Instructions to follow. From the records below, copy the lines that include "data".

App and web page records:
--- --- ---

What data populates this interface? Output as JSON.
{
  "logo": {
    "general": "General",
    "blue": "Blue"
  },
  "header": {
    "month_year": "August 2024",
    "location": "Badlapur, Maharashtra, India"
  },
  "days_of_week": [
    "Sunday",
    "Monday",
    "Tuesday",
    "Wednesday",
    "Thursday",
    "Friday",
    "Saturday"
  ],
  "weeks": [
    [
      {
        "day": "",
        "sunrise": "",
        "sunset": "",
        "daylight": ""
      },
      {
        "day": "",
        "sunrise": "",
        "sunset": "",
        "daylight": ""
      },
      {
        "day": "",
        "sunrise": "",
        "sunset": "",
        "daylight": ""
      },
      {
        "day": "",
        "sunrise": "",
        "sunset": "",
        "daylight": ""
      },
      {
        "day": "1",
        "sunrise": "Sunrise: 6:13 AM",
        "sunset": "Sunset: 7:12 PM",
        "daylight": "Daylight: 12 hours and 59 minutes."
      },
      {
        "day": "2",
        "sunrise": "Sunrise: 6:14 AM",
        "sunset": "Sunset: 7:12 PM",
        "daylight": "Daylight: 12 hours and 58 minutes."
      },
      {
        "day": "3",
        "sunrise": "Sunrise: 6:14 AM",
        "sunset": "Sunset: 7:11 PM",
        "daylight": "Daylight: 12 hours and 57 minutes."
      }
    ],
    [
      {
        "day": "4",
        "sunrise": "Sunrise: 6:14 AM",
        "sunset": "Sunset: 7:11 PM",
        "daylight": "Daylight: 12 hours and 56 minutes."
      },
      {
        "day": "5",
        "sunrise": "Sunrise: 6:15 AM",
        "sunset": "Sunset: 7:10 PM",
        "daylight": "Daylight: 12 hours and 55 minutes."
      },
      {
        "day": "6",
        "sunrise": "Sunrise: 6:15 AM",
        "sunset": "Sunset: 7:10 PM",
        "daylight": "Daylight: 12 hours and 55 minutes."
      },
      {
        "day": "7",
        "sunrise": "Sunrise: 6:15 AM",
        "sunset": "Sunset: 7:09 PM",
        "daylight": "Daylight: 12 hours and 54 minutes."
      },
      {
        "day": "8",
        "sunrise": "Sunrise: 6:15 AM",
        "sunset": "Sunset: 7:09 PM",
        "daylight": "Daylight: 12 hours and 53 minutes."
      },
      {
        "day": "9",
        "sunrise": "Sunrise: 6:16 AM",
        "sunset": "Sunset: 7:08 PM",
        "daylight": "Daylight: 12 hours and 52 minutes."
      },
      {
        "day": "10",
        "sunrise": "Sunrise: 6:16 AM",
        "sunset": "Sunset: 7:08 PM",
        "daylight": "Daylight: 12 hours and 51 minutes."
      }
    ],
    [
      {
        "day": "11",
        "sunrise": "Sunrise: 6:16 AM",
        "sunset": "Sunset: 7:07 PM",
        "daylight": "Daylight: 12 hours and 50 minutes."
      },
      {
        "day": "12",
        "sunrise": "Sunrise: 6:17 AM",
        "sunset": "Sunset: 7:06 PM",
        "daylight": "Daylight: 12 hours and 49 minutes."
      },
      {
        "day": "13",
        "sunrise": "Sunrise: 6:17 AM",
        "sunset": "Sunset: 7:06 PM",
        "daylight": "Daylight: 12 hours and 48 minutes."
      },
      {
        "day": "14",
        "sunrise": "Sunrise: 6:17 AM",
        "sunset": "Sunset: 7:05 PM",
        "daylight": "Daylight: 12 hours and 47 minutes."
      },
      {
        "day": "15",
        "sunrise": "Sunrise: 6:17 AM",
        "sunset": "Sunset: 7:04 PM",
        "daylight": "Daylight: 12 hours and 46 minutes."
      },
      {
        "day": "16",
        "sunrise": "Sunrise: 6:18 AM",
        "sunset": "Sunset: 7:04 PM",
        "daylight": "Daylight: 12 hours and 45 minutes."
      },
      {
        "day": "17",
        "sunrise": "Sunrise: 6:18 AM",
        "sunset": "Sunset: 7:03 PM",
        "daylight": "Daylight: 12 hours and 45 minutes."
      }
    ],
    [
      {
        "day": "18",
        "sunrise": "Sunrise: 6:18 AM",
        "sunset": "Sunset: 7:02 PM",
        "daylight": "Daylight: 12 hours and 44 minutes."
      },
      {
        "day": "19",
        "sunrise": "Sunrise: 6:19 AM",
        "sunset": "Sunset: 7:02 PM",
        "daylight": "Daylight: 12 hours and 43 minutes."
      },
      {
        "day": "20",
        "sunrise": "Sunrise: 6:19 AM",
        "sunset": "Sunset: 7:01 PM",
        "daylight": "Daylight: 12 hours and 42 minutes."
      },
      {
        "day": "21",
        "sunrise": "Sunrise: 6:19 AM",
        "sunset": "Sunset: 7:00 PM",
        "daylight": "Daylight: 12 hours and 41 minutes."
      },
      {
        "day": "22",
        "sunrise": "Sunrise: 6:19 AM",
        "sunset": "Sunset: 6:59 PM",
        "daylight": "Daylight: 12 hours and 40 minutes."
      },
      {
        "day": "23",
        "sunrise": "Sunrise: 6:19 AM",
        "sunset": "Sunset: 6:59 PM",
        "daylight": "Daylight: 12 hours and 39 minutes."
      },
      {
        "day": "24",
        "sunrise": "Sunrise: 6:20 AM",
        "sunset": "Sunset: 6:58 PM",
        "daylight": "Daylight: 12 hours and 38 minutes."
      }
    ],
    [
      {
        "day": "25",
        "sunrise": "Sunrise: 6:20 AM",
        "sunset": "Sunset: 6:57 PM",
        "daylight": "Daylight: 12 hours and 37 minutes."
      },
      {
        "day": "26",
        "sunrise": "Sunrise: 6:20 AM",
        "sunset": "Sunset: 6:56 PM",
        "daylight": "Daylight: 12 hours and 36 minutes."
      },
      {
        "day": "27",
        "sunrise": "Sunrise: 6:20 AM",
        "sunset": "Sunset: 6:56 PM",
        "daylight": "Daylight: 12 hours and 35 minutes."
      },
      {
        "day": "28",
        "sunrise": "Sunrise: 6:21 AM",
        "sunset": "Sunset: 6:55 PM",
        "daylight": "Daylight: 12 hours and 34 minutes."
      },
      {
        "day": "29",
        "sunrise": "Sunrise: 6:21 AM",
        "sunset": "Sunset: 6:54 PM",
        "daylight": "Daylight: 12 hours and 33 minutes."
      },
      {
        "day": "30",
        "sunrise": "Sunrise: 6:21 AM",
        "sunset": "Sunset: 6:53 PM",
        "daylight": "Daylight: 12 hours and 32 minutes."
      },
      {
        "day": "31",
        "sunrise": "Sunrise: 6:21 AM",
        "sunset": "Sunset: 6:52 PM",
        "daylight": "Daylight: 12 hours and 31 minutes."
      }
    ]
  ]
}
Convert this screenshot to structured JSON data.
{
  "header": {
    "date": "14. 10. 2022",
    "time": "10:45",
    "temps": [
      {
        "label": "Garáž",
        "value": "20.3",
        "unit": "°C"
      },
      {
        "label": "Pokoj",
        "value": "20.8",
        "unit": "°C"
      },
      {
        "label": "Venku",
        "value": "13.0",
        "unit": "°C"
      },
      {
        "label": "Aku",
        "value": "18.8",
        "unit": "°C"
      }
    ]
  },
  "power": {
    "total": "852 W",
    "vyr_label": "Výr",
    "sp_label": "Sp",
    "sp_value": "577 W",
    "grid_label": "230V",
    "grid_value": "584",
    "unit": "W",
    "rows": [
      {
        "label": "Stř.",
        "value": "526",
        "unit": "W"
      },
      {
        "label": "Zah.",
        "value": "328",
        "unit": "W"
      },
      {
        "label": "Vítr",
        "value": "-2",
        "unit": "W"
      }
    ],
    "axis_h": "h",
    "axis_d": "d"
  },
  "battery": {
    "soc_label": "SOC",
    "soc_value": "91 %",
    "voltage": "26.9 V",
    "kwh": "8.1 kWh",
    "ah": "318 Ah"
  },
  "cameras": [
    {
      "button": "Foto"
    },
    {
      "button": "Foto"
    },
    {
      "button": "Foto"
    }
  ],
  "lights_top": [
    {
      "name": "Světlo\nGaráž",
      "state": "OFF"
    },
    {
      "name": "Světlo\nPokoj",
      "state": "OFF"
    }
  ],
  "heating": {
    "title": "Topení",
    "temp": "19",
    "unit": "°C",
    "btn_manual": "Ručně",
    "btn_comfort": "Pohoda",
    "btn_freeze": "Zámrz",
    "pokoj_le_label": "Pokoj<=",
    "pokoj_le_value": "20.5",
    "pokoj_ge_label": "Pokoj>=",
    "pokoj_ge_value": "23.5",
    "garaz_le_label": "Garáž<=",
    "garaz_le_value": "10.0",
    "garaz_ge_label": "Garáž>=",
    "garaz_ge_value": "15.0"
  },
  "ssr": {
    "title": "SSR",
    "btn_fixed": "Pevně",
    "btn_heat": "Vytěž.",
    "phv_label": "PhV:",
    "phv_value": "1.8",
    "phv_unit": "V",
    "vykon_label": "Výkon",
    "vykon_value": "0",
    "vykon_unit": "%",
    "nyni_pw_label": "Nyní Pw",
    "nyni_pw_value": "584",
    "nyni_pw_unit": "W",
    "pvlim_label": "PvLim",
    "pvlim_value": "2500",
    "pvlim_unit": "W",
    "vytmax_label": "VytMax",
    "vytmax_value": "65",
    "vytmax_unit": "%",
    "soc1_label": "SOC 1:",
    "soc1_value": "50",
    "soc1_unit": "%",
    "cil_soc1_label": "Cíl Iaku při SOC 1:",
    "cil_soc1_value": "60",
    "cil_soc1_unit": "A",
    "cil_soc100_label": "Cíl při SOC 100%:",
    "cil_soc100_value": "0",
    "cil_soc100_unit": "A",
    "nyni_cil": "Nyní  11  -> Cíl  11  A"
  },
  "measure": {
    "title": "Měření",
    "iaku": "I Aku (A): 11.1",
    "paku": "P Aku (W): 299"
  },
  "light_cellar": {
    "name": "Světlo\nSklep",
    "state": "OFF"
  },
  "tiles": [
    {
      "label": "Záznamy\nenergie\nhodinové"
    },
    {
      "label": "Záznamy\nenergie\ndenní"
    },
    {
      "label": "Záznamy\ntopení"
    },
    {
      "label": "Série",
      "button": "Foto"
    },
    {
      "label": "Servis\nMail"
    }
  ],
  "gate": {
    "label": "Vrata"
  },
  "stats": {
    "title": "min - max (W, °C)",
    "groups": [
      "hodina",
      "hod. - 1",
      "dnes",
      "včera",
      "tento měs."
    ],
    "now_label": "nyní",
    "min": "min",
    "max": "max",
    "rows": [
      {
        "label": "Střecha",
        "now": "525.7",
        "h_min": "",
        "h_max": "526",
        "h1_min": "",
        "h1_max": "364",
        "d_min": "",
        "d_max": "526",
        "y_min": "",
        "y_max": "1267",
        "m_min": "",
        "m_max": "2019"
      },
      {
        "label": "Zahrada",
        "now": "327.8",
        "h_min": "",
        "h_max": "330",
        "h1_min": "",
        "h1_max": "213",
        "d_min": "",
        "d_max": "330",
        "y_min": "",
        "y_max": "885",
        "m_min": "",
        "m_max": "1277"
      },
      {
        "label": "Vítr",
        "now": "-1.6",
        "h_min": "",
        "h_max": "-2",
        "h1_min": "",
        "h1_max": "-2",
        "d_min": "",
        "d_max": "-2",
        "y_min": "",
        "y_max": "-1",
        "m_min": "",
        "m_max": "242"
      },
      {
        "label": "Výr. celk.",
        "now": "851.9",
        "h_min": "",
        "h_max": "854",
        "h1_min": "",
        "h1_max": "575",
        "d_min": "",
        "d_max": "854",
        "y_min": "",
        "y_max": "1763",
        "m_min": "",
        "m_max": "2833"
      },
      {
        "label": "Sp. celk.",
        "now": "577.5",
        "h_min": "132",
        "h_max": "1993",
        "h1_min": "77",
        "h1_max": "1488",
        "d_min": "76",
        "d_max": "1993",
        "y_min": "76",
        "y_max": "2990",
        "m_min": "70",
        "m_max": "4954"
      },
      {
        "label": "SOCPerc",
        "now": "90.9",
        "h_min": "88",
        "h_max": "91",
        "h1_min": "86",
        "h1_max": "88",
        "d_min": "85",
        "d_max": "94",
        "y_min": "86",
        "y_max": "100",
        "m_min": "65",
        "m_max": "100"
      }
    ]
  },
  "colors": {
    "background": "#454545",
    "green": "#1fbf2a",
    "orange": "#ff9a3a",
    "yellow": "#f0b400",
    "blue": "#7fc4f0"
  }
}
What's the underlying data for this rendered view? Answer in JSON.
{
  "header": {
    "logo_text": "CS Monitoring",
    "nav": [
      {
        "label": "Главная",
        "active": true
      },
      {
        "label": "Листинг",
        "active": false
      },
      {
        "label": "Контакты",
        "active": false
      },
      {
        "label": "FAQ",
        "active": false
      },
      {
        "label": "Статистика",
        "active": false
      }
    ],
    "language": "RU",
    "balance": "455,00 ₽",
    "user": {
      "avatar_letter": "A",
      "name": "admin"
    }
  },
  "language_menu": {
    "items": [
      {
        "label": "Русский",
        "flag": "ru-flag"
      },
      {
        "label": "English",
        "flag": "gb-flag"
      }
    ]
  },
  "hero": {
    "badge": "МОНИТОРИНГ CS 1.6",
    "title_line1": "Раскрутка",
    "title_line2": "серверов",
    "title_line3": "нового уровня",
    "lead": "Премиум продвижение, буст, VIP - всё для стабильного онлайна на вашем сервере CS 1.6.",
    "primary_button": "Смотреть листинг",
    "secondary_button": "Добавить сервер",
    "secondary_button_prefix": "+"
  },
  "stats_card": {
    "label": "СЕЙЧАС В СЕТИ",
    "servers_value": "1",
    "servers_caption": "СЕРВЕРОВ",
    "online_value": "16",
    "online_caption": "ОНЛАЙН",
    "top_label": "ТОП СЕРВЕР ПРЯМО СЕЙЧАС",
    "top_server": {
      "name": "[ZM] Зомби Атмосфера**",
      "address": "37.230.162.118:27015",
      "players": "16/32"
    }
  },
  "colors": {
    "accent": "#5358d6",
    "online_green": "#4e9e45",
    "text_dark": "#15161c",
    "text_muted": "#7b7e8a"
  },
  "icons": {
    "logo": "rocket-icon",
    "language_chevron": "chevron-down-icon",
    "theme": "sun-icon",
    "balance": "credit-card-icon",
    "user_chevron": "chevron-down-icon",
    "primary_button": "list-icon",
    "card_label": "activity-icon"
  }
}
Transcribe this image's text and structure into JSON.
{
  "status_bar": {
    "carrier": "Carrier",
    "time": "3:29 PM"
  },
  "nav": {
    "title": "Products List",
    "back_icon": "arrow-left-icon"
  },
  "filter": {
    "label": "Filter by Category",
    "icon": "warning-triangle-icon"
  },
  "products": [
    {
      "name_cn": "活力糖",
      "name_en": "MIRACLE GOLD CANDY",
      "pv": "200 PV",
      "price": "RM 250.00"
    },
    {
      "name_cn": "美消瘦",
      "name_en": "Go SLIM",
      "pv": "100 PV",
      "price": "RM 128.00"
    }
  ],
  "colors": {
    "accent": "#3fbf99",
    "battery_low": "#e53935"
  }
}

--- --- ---

Result of this exercise.
What data populates this interface? Output as JSON.
Convert this screenshot to structured JSON data.
What's the underlying data for this rendered view? Answer in JSON.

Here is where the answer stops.